**Task prompt**
Whenever a line in the entries includes the word "CFRAME", copy that line out.

======== Dataset content ========

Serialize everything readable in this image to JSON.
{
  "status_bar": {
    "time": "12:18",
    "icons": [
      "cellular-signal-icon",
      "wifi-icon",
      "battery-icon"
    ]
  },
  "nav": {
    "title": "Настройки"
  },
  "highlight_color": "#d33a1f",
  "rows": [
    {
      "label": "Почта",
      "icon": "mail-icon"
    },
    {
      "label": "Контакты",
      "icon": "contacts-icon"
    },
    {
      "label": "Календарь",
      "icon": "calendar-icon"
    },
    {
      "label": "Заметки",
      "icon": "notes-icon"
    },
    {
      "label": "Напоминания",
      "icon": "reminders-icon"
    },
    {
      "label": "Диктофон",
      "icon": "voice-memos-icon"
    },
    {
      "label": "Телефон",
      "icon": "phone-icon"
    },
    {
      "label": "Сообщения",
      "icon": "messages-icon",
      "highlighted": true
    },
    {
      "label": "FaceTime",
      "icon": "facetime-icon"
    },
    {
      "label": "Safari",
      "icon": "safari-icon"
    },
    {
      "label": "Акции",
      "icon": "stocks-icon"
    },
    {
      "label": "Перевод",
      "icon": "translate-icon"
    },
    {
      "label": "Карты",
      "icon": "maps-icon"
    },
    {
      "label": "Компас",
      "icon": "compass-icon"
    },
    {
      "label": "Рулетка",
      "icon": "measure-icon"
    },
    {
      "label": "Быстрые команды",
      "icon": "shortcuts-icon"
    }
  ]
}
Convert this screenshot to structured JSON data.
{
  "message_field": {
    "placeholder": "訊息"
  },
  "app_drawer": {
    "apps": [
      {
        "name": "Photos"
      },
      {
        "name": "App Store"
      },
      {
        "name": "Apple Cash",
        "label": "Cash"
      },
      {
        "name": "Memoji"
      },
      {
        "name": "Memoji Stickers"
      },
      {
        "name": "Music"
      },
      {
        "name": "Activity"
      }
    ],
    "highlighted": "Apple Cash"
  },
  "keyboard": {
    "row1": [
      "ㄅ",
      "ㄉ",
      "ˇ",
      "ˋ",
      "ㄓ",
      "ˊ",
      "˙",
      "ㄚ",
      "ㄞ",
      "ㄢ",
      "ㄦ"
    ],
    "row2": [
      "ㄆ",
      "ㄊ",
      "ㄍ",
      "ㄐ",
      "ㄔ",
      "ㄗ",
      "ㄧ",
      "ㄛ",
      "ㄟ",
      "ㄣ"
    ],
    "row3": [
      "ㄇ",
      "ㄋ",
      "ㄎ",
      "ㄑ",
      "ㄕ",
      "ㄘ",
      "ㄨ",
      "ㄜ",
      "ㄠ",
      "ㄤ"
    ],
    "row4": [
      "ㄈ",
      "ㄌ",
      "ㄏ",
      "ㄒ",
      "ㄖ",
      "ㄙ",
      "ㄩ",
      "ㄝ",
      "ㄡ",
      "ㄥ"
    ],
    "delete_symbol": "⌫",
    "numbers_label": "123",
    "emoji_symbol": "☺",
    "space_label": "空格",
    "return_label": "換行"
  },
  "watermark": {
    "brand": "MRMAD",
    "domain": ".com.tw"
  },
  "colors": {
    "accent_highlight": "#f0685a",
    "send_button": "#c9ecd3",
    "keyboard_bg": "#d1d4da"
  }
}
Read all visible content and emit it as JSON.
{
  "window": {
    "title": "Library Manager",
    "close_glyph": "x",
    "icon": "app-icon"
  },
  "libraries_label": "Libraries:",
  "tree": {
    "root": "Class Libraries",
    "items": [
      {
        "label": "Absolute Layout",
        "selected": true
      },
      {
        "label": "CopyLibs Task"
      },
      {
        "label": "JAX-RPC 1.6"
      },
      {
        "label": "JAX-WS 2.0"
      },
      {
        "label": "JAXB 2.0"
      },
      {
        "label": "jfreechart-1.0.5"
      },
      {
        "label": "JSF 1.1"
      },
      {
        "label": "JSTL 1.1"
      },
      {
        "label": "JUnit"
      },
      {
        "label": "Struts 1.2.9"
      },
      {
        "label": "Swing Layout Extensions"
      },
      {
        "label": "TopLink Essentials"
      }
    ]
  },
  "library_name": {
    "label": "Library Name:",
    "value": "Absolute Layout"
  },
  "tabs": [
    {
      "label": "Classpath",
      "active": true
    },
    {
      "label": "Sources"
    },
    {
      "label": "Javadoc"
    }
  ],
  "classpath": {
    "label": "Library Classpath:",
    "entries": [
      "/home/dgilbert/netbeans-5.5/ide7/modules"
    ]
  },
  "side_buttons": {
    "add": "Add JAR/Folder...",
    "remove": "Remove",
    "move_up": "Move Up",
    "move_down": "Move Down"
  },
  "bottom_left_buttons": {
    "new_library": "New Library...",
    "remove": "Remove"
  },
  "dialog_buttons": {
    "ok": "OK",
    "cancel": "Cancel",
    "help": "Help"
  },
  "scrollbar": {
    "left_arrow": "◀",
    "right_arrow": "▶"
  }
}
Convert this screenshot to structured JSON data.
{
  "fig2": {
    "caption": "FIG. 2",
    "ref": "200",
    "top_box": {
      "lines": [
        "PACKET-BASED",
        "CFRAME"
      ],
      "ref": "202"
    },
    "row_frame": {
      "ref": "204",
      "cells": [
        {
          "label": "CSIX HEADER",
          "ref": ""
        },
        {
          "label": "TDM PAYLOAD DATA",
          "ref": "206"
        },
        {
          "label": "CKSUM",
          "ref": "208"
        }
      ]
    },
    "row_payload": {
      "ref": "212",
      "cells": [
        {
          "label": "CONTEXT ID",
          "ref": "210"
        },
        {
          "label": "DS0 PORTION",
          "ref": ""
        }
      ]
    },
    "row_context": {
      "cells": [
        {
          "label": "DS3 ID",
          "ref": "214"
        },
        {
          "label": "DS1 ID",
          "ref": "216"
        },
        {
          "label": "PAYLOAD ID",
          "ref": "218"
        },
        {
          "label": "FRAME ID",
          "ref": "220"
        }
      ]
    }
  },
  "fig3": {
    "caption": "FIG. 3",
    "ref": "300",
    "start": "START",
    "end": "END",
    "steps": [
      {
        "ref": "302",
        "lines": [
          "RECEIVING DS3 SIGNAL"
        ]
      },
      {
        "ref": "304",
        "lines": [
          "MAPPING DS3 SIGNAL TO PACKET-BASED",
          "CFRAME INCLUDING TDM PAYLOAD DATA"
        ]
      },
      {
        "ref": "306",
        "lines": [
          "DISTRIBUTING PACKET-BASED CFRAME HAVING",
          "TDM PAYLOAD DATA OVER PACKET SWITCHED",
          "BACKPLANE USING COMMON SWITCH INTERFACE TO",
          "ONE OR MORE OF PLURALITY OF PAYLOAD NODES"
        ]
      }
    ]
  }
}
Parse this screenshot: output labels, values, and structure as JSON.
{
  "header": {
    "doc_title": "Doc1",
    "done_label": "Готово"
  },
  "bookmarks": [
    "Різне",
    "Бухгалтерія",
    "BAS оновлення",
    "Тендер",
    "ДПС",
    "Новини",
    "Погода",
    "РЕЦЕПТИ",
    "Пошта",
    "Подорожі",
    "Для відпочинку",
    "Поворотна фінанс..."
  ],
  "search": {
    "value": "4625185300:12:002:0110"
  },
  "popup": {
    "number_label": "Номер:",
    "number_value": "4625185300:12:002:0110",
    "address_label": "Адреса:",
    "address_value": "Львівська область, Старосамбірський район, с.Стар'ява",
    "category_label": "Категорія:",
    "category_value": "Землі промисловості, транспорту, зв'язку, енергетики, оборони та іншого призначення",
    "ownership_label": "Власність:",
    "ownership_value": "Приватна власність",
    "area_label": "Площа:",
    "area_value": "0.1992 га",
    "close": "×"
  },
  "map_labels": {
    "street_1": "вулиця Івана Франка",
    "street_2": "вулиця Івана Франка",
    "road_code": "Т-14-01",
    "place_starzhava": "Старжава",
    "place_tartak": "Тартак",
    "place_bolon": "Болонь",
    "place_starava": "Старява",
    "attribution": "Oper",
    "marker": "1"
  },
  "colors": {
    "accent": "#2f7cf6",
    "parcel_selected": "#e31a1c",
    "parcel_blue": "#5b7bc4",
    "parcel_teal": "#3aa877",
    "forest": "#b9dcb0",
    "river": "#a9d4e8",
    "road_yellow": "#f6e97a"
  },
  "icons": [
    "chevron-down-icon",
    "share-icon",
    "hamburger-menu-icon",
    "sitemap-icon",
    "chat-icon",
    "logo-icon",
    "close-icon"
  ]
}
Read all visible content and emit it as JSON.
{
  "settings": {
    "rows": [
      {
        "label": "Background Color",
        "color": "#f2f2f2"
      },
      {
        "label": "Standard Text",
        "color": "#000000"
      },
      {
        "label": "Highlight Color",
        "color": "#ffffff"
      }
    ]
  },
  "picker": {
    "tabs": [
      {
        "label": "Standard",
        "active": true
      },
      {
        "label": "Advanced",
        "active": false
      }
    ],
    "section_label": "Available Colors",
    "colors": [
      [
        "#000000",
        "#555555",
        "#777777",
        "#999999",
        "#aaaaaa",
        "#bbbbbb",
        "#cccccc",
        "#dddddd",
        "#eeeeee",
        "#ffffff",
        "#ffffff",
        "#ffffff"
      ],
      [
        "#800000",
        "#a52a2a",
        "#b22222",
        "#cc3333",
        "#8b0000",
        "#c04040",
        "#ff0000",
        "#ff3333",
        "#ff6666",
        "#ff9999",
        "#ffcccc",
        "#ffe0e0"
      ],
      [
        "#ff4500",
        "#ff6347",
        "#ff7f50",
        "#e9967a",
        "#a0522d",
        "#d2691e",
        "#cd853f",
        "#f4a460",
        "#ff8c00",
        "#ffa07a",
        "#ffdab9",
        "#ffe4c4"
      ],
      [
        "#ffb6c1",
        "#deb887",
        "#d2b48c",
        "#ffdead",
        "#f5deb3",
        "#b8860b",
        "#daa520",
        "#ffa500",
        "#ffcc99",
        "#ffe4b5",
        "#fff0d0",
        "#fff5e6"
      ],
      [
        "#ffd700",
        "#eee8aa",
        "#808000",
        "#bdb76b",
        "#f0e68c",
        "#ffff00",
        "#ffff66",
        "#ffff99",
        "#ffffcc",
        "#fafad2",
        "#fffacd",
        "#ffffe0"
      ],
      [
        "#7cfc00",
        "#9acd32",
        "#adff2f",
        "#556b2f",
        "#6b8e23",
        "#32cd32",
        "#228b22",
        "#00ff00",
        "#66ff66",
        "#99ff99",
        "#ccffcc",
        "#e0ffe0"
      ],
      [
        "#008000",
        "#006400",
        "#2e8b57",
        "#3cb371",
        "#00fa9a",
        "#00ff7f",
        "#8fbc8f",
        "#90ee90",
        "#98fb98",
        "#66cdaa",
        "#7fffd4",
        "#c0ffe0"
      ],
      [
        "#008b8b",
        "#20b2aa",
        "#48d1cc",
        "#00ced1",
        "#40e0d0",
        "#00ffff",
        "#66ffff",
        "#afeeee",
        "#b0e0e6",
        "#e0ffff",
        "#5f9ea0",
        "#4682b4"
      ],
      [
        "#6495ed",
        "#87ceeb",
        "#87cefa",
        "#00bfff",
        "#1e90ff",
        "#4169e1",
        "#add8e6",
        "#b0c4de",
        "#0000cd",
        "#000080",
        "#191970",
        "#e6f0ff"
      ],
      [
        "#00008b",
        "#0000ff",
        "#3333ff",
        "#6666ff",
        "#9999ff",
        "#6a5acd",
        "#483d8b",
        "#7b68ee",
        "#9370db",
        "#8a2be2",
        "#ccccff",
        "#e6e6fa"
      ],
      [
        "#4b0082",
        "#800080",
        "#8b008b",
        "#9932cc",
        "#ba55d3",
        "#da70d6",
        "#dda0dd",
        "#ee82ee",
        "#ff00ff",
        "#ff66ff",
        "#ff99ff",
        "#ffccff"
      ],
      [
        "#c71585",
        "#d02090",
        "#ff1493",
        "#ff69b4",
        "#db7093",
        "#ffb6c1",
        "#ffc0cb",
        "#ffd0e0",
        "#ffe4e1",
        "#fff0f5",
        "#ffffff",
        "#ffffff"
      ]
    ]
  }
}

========

**Exercise output**
        "CFRAME"
          "CFRAME INCLUDING TDM PAYLOAD DATA"
          "DISTRIBUTING PACKET-BASED CFRAME HAVING",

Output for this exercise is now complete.